EXERCISE MATERIALS

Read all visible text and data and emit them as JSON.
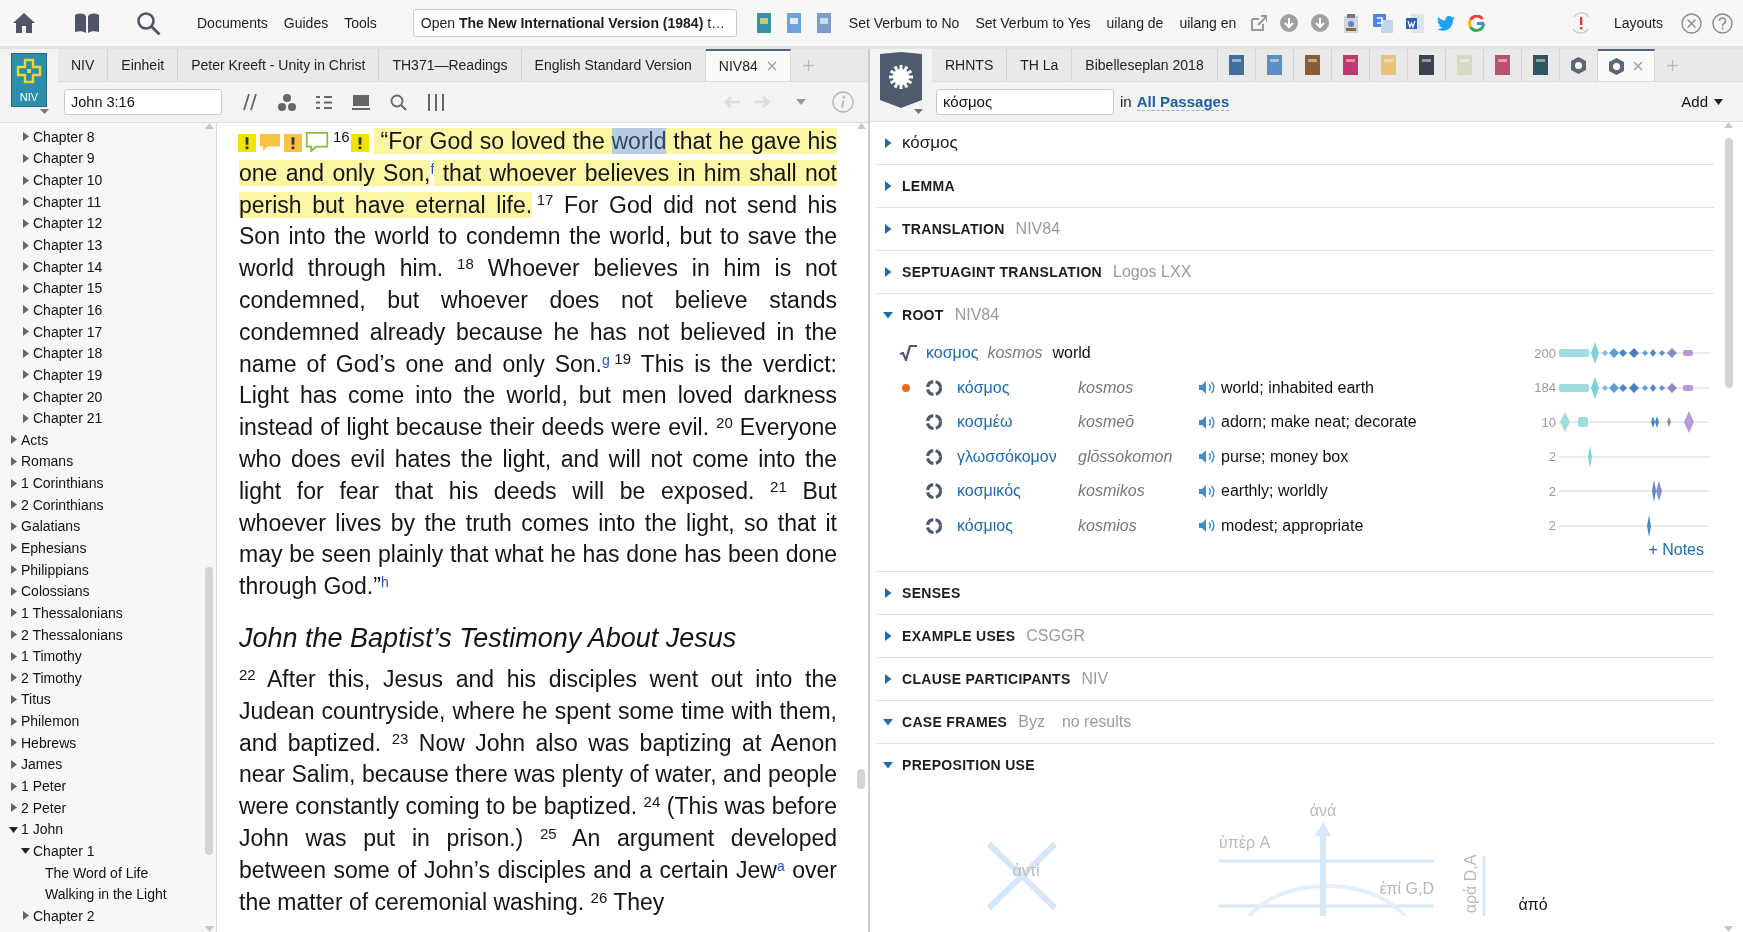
{
  "top_bar": {
    "menu": [
      "Documents",
      "Guides",
      "Tools"
    ],
    "open_field": "Open **The New International Version (1984)** t…",
    "commands": [
      "Set Verbum to No",
      "Set Verbum to Yes",
      "uilang de",
      "uilang en"
    ],
    "layouts": "Layouts"
  },
  "left_pane": {
    "logo_label": "NIV",
    "tabs": [
      {
        "label": "NIV",
        "selected": false
      },
      {
        "label": "Einheit",
        "selected": false
      },
      {
        "label": "Peter Kreeft - Unity in Christ",
        "selected": false
      },
      {
        "label": "TH371—Readings",
        "selected": false
      },
      {
        "label": "English Standard Version",
        "selected": false
      },
      {
        "label": "NIV84",
        "selected": true
      }
    ],
    "reference": "John 3:16",
    "history_nav": {
      "disabled": true
    },
    "tree": [
      {
        "kind": "group",
        "children": [
          {
            "kind": "branch",
            "label": "Chapter 8",
            "expanded": false
          },
          {
            "kind": "branch",
            "label": "Chapter 9",
            "expanded": false
          },
          {
            "kind": "branch",
            "label": "Chapter 10",
            "expanded": false
          },
          {
            "kind": "branch",
            "label": "Chapter 11",
            "expanded": false
          },
          {
            "kind": "branch",
            "label": "Chapter 12",
            "expanded": false
          },
          {
            "kind": "branch",
            "label": "Chapter 13",
            "expanded": false
          },
          {
            "kind": "branch",
            "label": "Chapter 14",
            "expanded": false
          },
          {
            "kind": "branch",
            "label": "Chapter 15",
            "expanded": false
          },
          {
            "kind": "branch",
            "label": "Chapter 16",
            "expanded": false
          },
          {
            "kind": "branch",
            "label": "Chapter 17",
            "expanded": false
          },
          {
            "kind": "branch",
            "label": "Chapter 18",
            "expanded": false
          },
          {
            "kind": "branch",
            "label": "Chapter 19",
            "expanded": false
          },
          {
            "kind": "branch",
            "label": "Chapter 20",
            "expanded": false
          },
          {
            "kind": "branch",
            "label": "Chapter 21",
            "expanded": false
          }
        ]
      },
      {
        "kind": "branch",
        "label": "Acts",
        "expanded": false
      },
      {
        "kind": "branch",
        "label": "Romans",
        "expanded": false
      },
      {
        "kind": "branch",
        "label": "1 Corinthians",
        "expanded": false
      },
      {
        "kind": "branch",
        "label": "2 Corinthians",
        "expanded": false
      },
      {
        "kind": "branch",
        "label": "Galatians",
        "expanded": false
      },
      {
        "kind": "branch",
        "label": "Ephesians",
        "expanded": false
      },
      {
        "kind": "branch",
        "label": "Philippians",
        "expanded": false
      },
      {
        "kind": "branch",
        "label": "Colossians",
        "expanded": false
      },
      {
        "kind": "branch",
        "label": "1 Thessalonians",
        "expanded": false
      },
      {
        "kind": "branch",
        "label": "2 Thessalonians",
        "expanded": false
      },
      {
        "kind": "branch",
        "label": "1 Timothy",
        "expanded": false
      },
      {
        "kind": "branch",
        "label": "2 Timothy",
        "expanded": false
      },
      {
        "kind": "branch",
        "label": "Titus",
        "expanded": false
      },
      {
        "kind": "branch",
        "label": "Philemon",
        "expanded": false
      },
      {
        "kind": "branch",
        "label": "Hebrews",
        "expanded": false
      },
      {
        "kind": "branch",
        "label": "James",
        "expanded": false
      },
      {
        "kind": "branch",
        "label": "1 Peter",
        "expanded": false
      },
      {
        "kind": "branch",
        "label": "2 Peter",
        "expanded": false
      },
      {
        "kind": "branch",
        "label": "1 John",
        "expanded": true,
        "children": [
          {
            "kind": "branch",
            "label": "Chapter 1",
            "expanded": true,
            "children": [
              {
                "kind": "leaf",
                "label": "The Word of Life"
              },
              {
                "kind": "leaf",
                "label": "Walking in the Light"
              }
            ]
          },
          {
            "kind": "branch",
            "label": "Chapter 2",
            "expanded": false
          }
        ]
      }
    ],
    "content": [
      {
        "kind": "paragraph",
        "segments": [
          {
            "kind": "note_icons"
          },
          {
            "kind": "verse",
            "text": "16"
          },
          {
            "kind": "flag_icon"
          },
          {
            "kind": "highlight",
            "text": " “For God so loved the "
          },
          {
            "kind": "selection",
            "text": "world"
          },
          {
            "kind": "highlight",
            "text": " that he gave his one and only Son,"
          },
          {
            "kind": "note",
            "text": "f"
          },
          {
            "kind": "highlight",
            "text": " that whoever believes in him shall not perish but have eternal life."
          },
          {
            "kind": "verse",
            "text": "17"
          },
          {
            "kind": "text",
            "text": " For God did not send his Son into the world to condemn the world, but to save the world through him. "
          },
          {
            "kind": "verse",
            "text": "18"
          },
          {
            "kind": "text",
            "text": " Whoever believes in him is not condemned, but whoever does not believe stands condemned already because he has not believed in the name of God’s one and only Son."
          },
          {
            "kind": "note",
            "text": "g"
          },
          {
            "kind": "verse",
            "text": "19"
          },
          {
            "kind": "text",
            "text": " This is the verdict: Light has come into the world, but men loved darkness instead of light because their deeds were evil. "
          },
          {
            "kind": "verse",
            "text": "20"
          },
          {
            "kind": "text",
            "text": " Everyone who does evil hates the light, and will not come into the light for fear that his deeds will be exposed. "
          },
          {
            "kind": "verse",
            "text": "21"
          },
          {
            "kind": "text",
            "text": " But whoever lives by the truth comes into the light, so that it may be seen plainly that what he has done has been done through God.”"
          },
          {
            "kind": "note",
            "text": "h"
          }
        ]
      },
      {
        "kind": "heading",
        "text": "John the Baptist’s Testimony About Jesus"
      },
      {
        "kind": "paragraph",
        "segments": [
          {
            "kind": "verse",
            "text": "22"
          },
          {
            "kind": "text",
            "text": " After this, Jesus and his disciples went out into the Judean countryside, where he spent some time with them, and baptized. "
          },
          {
            "kind": "verse",
            "text": "23"
          },
          {
            "kind": "text",
            "text": " Now John also was baptizing at Aenon near Salim, because there was plenty of water, and people were constantly coming to be baptized. "
          },
          {
            "kind": "verse",
            "text": "24"
          },
          {
            "kind": "text",
            "text": " (This was before John was put in prison.) "
          },
          {
            "kind": "verse",
            "text": "25"
          },
          {
            "kind": "text",
            "text": " An argument developed between some of John’s disciples and a certain Jew"
          },
          {
            "kind": "note",
            "text": "a"
          },
          {
            "kind": "text",
            "text": " over the matter of ceremonial washing. "
          },
          {
            "kind": "verse",
            "text": "26"
          },
          {
            "kind": "text",
            "text": " They"
          }
        ]
      }
    ]
  },
  "right_pane": {
    "tabs": [
      {
        "kind": "text",
        "label": "RHNTS",
        "selected": false
      },
      {
        "kind": "text",
        "label": "TH La",
        "selected": false
      },
      {
        "kind": "text",
        "label": "Bibelleseplan 2018",
        "selected": false
      },
      {
        "kind": "cover",
        "color": "#3f6f9e",
        "selected": false
      },
      {
        "kind": "cover",
        "color": "#5b8fc4",
        "selected": false
      },
      {
        "kind": "cover",
        "color": "#8a5a32",
        "selected": false
      },
      {
        "kind": "cover",
        "color": "#c2376e",
        "selected": false
      },
      {
        "kind": "cover",
        "color": "#e6c27a",
        "selected": false
      },
      {
        "kind": "cover",
        "color": "#3b4252",
        "selected": false
      },
      {
        "kind": "cover",
        "color": "#d9d8c2",
        "selected": false
      },
      {
        "kind": "cover",
        "color": "#b8526a",
        "selected": false
      },
      {
        "kind": "cover",
        "color": "#2f5563",
        "selected": false
      },
      {
        "kind": "icon",
        "selected": false
      },
      {
        "kind": "icon",
        "selected": true
      }
    ],
    "query": "κόσμος",
    "scope_prefix": "in",
    "scope": "All Passages",
    "add_button": "Add",
    "sections": [
      {
        "kind": "word",
        "title": "κόσμος",
        "expanded": false
      },
      {
        "kind": "section",
        "title": "LEMMA",
        "expanded": false
      },
      {
        "kind": "section",
        "title": "TRANSLATION",
        "source": "NIV84",
        "expanded": false
      },
      {
        "kind": "section",
        "title": "SEPTUAGINT TRANSLATION",
        "source": "Logos LXX",
        "expanded": false
      },
      {
        "kind": "section",
        "title": "ROOT",
        "source": "NIV84",
        "expanded": true,
        "root": {
          "lemma": "κοσμος",
          "translit": "kosmos",
          "gloss": "world",
          "count": "200"
        },
        "words": [
          {
            "lemma": "κόσμος",
            "translit": "kosmos",
            "gloss": "world; inhabited earth",
            "count": "184",
            "current": true
          },
          {
            "lemma": "κοσμέω",
            "translit": "kosmeō",
            "gloss": "adorn; make neat; decorate",
            "count": "10",
            "current": false
          },
          {
            "lemma": "γλωσσόκομον",
            "translit": "glōssokomon",
            "gloss": "purse; money box",
            "count": "2",
            "current": false
          },
          {
            "lemma": "κοσμικός",
            "translit": "kosmikos",
            "gloss": "earthly; worldly",
            "count": "2",
            "current": false
          },
          {
            "lemma": "κόσμιος",
            "translit": "kosmios",
            "gloss": "modest; appropriate",
            "count": "2",
            "current": false
          }
        ],
        "notes_link": "+ Notes"
      },
      {
        "kind": "section",
        "title": "SENSES",
        "expanded": false
      },
      {
        "kind": "section",
        "title": "EXAMPLE USES",
        "source": "CSGGR",
        "expanded": false
      },
      {
        "kind": "section",
        "title": "CLAUSE PARTICIPANTS",
        "source": "NIV",
        "expanded": false
      },
      {
        "kind": "section",
        "title": "CASE FRAMES",
        "source": "Byz",
        "note": "no results",
        "expanded": true
      },
      {
        "kind": "section",
        "title": "PREPOSITION USE",
        "expanded": true,
        "prepositions": [
          {
            "label": "ἀνά",
            "active": false
          },
          {
            "label": "ὑπέρ A",
            "active": false
          },
          {
            "label": "ἐπί G,D",
            "active": false
          },
          {
            "label": "ἀντί",
            "active": false
          },
          {
            "label": "αρά D,A",
            "active": false
          },
          {
            "label": "ἀπό",
            "active": true
          }
        ]
      }
    ]
  }
}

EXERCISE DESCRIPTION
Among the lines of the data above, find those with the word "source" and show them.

RESULT BELOW
        "source": "NIV84",
        "source": "Logos LXX",
        "source": "NIV84",
        "source": "CSGGR",
        "source": "NIV",
        "source": "Byz",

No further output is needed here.